MATERIAL FOR THE TASK —
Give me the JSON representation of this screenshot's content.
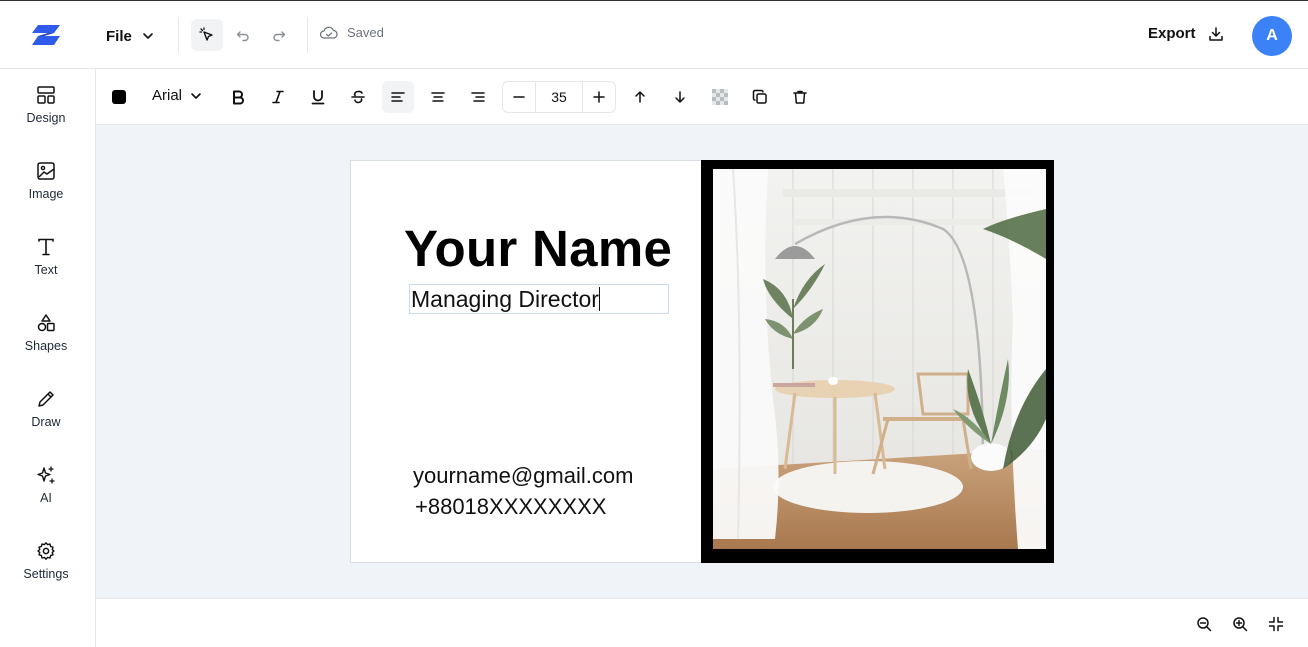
{
  "header": {
    "file_label": "File",
    "saved_label": "Saved",
    "export_label": "Export",
    "avatar_initial": "A",
    "brand_color": "#3b5bdb",
    "avatar_color": "#3b82f6"
  },
  "sidebar": {
    "items": [
      {
        "label": "Design",
        "icon": "layout-icon"
      },
      {
        "label": "Image",
        "icon": "image-icon"
      },
      {
        "label": "Text",
        "icon": "text-icon"
      },
      {
        "label": "Shapes",
        "icon": "shapes-icon"
      },
      {
        "label": "Draw",
        "icon": "pencil-icon"
      },
      {
        "label": "AI",
        "icon": "sparkles-icon"
      },
      {
        "label": "Settings",
        "icon": "gear-icon"
      }
    ]
  },
  "text_toolbar": {
    "color": "#000000",
    "font_family": "Arial",
    "font_size": "35",
    "active_align": "left"
  },
  "card": {
    "name": "Your Name",
    "job_title": "Managing Director",
    "email": "yourname@gmail.com",
    "phone": "+88018XXXXXXXX"
  }
}
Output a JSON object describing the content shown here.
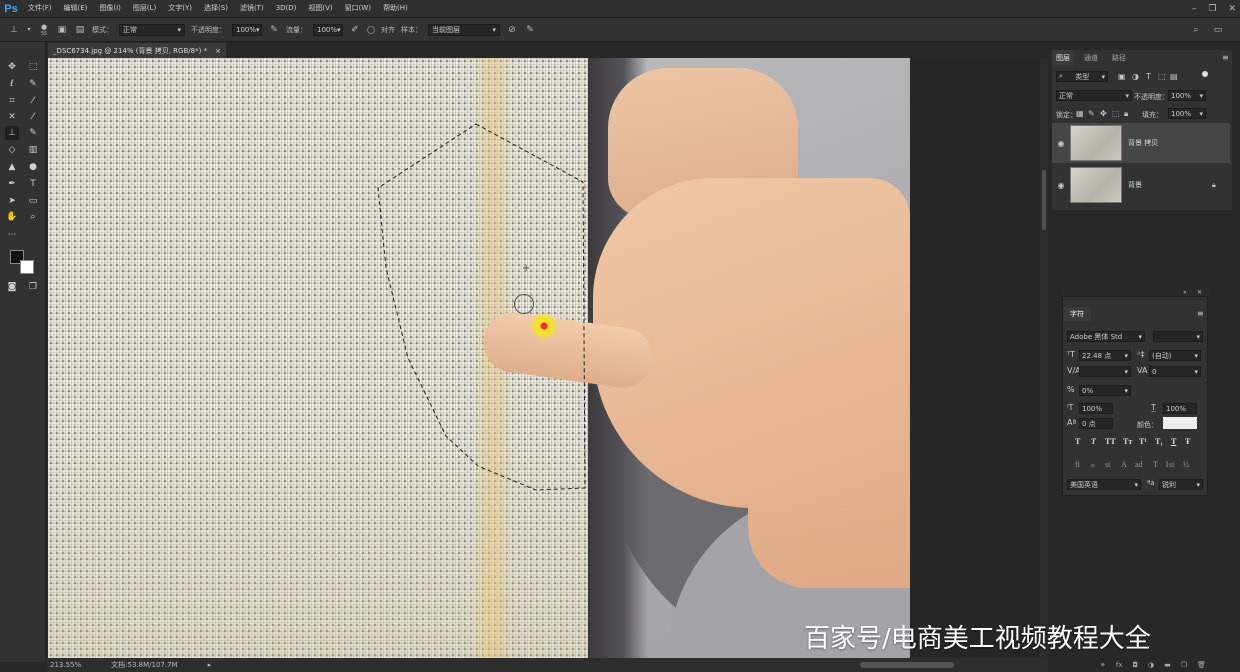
{
  "app": {
    "logo": "Ps"
  },
  "menu": [
    "文件(F)",
    "编辑(E)",
    "图像(I)",
    "图层(L)",
    "文字(Y)",
    "选择(S)",
    "滤镜(T)",
    "3D(D)",
    "视图(V)",
    "窗口(W)",
    "帮助(H)"
  ],
  "options": {
    "brush_size": "55",
    "mode_label": "模式：",
    "mode_value": "正常",
    "opacity_label": "不透明度：",
    "opacity_value": "100%",
    "flow_label": "流量：",
    "flow_value": "100%",
    "align_label": "对齐",
    "sample_label": "样本：",
    "sample_value": "当前图层"
  },
  "document": {
    "tab_title": "_DSC6734.jpg @ 214% (背景 拷贝, RGB/8*) *",
    "tab_close": "×"
  },
  "status": {
    "zoom": "213.55%",
    "doc_info": "文档:53.8M/107.7M"
  },
  "layers_panel": {
    "tabs": [
      "图层",
      "通道",
      "路径"
    ],
    "kind_filter": "类型",
    "blend_mode": "正常",
    "opacity_label": "不透明度：",
    "opacity_value": "100%",
    "lock_label": "锁定：",
    "fill_label": "填充：",
    "fill_value": "100%",
    "layers": [
      {
        "name": "背景 拷贝",
        "visible": true,
        "selected": true
      },
      {
        "name": "背景",
        "visible": true,
        "locked": true
      }
    ]
  },
  "character_panel": {
    "title": "字符",
    "font_family": "Adobe 黑体 Std",
    "font_size": "22.48 点",
    "leading": "(自动)",
    "tracking": "0",
    "scale_pct": "0%",
    "vertical_scale": "100%",
    "horizontal_scale": "100%",
    "baseline": "0 点",
    "color_label": "颜色：",
    "style_buttons": [
      "T",
      "T",
      "TT",
      "Tт",
      "T¹",
      "T₁",
      "T",
      "Ŧ"
    ],
    "opentype_buttons": [
      "fi",
      "ℴ",
      "st",
      "A",
      "ad",
      "T",
      "1st",
      "½"
    ],
    "language": "美国英语",
    "antialias": "锐利"
  },
  "watermark": "百家号/电商美工视频教程大全",
  "icons": {
    "title_search": "search-icon",
    "toolbar": [
      "move-icon",
      "marquee-icon",
      "lasso-icon",
      "quick-select-icon",
      "crop-icon",
      "eyedropper-icon",
      "healing-icon",
      "brush-icon",
      "clone-stamp-icon",
      "history-brush-icon",
      "eraser-icon",
      "gradient-icon",
      "blur-icon",
      "dodge-icon",
      "pen-icon",
      "type-icon",
      "path-select-icon",
      "rectangle-icon",
      "hand-icon",
      "zoom-icon"
    ]
  }
}
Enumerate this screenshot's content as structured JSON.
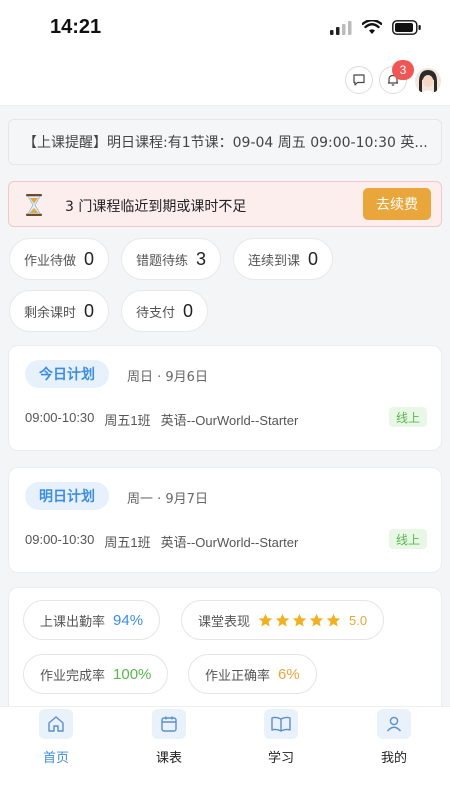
{
  "status_bar": {
    "time": "14:21"
  },
  "header": {
    "notification_count": "3"
  },
  "reminder": {
    "text": "【上课提醒】明日课程:有1节课：09-04 周五 09:00-10:30 英..."
  },
  "alert": {
    "text": "3 门课程临近到期或课时不足",
    "button": "去续费"
  },
  "summary": [
    {
      "label": "作业待做",
      "value": "0"
    },
    {
      "label": "错题待练",
      "value": "3"
    },
    {
      "label": "连续到课",
      "value": "0"
    },
    {
      "label": "剩余课时",
      "value": "0"
    },
    {
      "label": "待支付",
      "value": "0"
    }
  ],
  "plans": [
    {
      "tag": "今日计划",
      "date": "周日 · 9月6日",
      "time": "09:00-10:30",
      "class": "周五1班",
      "course": "英语--OurWorld--Starter",
      "mode": "线上"
    },
    {
      "tag": "明日计划",
      "date": "周一 · 9月7日",
      "time": "09:00-10:30",
      "class": "周五1班",
      "course": "英语--OurWorld--Starter",
      "mode": "线上"
    }
  ],
  "stats": {
    "attendance": {
      "label": "上课出勤率",
      "value": "94%"
    },
    "performance": {
      "label": "课堂表现",
      "stars": 5,
      "score": "5.0"
    },
    "completion": {
      "label": "作业完成率",
      "value": "100%"
    },
    "accuracy": {
      "label": "作业正确率",
      "value": "6%"
    }
  },
  "tabbar": [
    {
      "label": "首页",
      "icon": "home-icon",
      "active": true
    },
    {
      "label": "课表",
      "icon": "calendar-icon",
      "active": false
    },
    {
      "label": "学习",
      "icon": "book-icon",
      "active": false
    },
    {
      "label": "我的",
      "icon": "user-icon",
      "active": false
    }
  ],
  "colors": {
    "accent": "#3d8ee0",
    "warning": "#e8a63b",
    "success": "#58b64d",
    "danger": "#ef5757"
  }
}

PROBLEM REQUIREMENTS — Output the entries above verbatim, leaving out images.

FINAL ANSWER —
Give me the JSON representation of this screenshot's content.
{
  "header": {
    "file_label": "File",
    "saved_label": "Saved",
    "export_label": "Export",
    "avatar_initial": "A",
    "brand_color": "#3b5bdb",
    "avatar_color": "#3b82f6"
  },
  "sidebar": {
    "items": [
      {
        "label": "Design",
        "icon": "layout-icon"
      },
      {
        "label": "Image",
        "icon": "image-icon"
      },
      {
        "label": "Text",
        "icon": "text-icon"
      },
      {
        "label": "Shapes",
        "icon": "shapes-icon"
      },
      {
        "label": "Draw",
        "icon": "pencil-icon"
      },
      {
        "label": "AI",
        "icon": "sparkles-icon"
      },
      {
        "label": "Settings",
        "icon": "gear-icon"
      }
    ]
  },
  "text_toolbar": {
    "color": "#000000",
    "font_family": "Arial",
    "font_size": "35",
    "active_align": "left"
  },
  "card": {
    "name": "Your Name",
    "job_title": "Managing Director",
    "email": "yourname@gmail.com",
    "phone": "+88018XXXXXXXX"
  }
}
Output a JSON object describing the content shown here.
{
  "app": {
    "logo": "Ps"
  },
  "menu": [
    "文件(F)",
    "编辑(E)",
    "图像(I)",
    "图层(L)",
    "文字(Y)",
    "选择(S)",
    "滤镜(T)",
    "3D(D)",
    "视图(V)",
    "窗口(W)",
    "帮助(H)"
  ],
  "options": {
    "brush_size": "55",
    "mode_label": "模式：",
    "mode_value": "正常",
    "opacity_label": "不透明度：",
    "opacity_value": "100%",
    "flow_label": "流量：",
    "flow_value": "100%",
    "align_label": "对齐",
    "sample_label": "样本：",
    "sample_value": "当前图层"
  },
  "document": {
    "tab_title": "_DSC6734.jpg @ 214% (背景 拷贝, RGB/8*) *",
    "tab_close": "×"
  },
  "status": {
    "zoom": "213.55%",
    "doc_info": "文档:53.8M/107.7M"
  },
  "layers_panel": {
    "tabs": [
      "图层",
      "通道",
      "路径"
    ],
    "kind_filter": "类型",
    "blend_mode": "正常",
    "opacity_label": "不透明度：",
    "opacity_value": "100%",
    "lock_label": "锁定：",
    "fill_label": "填充：",
    "fill_value": "100%",
    "layers": [
      {
        "name": "背景 拷贝",
        "visible": true,
        "selected": true
      },
      {
        "name": "背景",
        "visible": true,
        "locked": true
      }
    ]
  },
  "character_panel": {
    "title": "字符",
    "font_family": "Adobe 黑体 Std",
    "font_size": "22.48 点",
    "leading": "(自动)",
    "tracking": "0",
    "scale_pct": "0%",
    "vertical_scale": "100%",
    "horizontal_scale": "100%",
    "baseline": "0 点",
    "color_label": "颜色：",
    "style_buttons": [
      "T",
      "T",
      "TT",
      "Tт",
      "T¹",
      "T₁",
      "T",
      "Ŧ"
    ],
    "opentype_buttons": [
      "fi",
      "ℴ",
      "st",
      "A",
      "ad",
      "T",
      "1st",
      "½"
    ],
    "language": "美国英语",
    "antialias": "锐利"
  },
  "watermark": "百家号/电商美工视频教程大全",
  "icons": {
    "title_search": "search-icon",
    "toolbar": [
      "move-icon",
      "marquee-icon",
      "lasso-icon",
      "quick-select-icon",
      "crop-icon",
      "eyedropper-icon",
      "healing-icon",
      "brush-icon",
      "clone-stamp-icon",
      "history-brush-icon",
      "eraser-icon",
      "gradient-icon",
      "blur-icon",
      "dodge-icon",
      "pen-icon",
      "type-icon",
      "path-select-icon",
      "rectangle-icon",
      "hand-icon",
      "zoom-icon"
    ]
  }
}
Enumerate this screenshot's content as structured JSON.
{
  "status_bar": {
    "time": "14:21"
  },
  "header": {
    "notification_count": "3"
  },
  "reminder": {
    "text": "【上课提醒】明日课程:有1节课：09-04 周五 09:00-10:30 英..."
  },
  "alert": {
    "text": "3 门课程临近到期或课时不足",
    "button": "去续费"
  },
  "summary": [
    {
      "label": "作业待做",
      "value": "0"
    },
    {
      "label": "错题待练",
      "value": "3"
    },
    {
      "label": "连续到课",
      "value": "0"
    },
    {
      "label": "剩余课时",
      "value": "0"
    },
    {
      "label": "待支付",
      "value": "0"
    }
  ],
  "plans": [
    {
      "tag": "今日计划",
      "date": "周日 · 9月6日",
      "time": "09:00-10:30",
      "class": "周五1班",
      "course": "英语--OurWorld--Starter",
      "mode": "线上"
    },
    {
      "tag": "明日计划",
      "date": "周一 · 9月7日",
      "time": "09:00-10:30",
      "class": "周五1班",
      "course": "英语--OurWorld--Starter",
      "mode": "线上"
    }
  ],
  "stats": {
    "attendance": {
      "label": "上课出勤率",
      "value": "94%"
    },
    "performance": {
      "label": "课堂表现",
      "stars": 5,
      "score": "5.0"
    },
    "completion": {
      "label": "作业完成率",
      "value": "100%"
    },
    "accuracy": {
      "label": "作业正确率",
      "value": "6%"
    }
  },
  "tabbar": [
    {
      "label": "首页",
      "icon": "home-icon",
      "active": true
    },
    {
      "label": "课表",
      "icon": "calendar-icon",
      "active": false
    },
    {
      "label": "学习",
      "icon": "book-icon",
      "active": false
    },
    {
      "label": "我的",
      "icon": "user-icon",
      "active": false
    }
  ],
  "colors": {
    "accent": "#3d8ee0",
    "warning": "#e8a63b",
    "success": "#58b64d",
    "danger": "#ef5757"
  }
}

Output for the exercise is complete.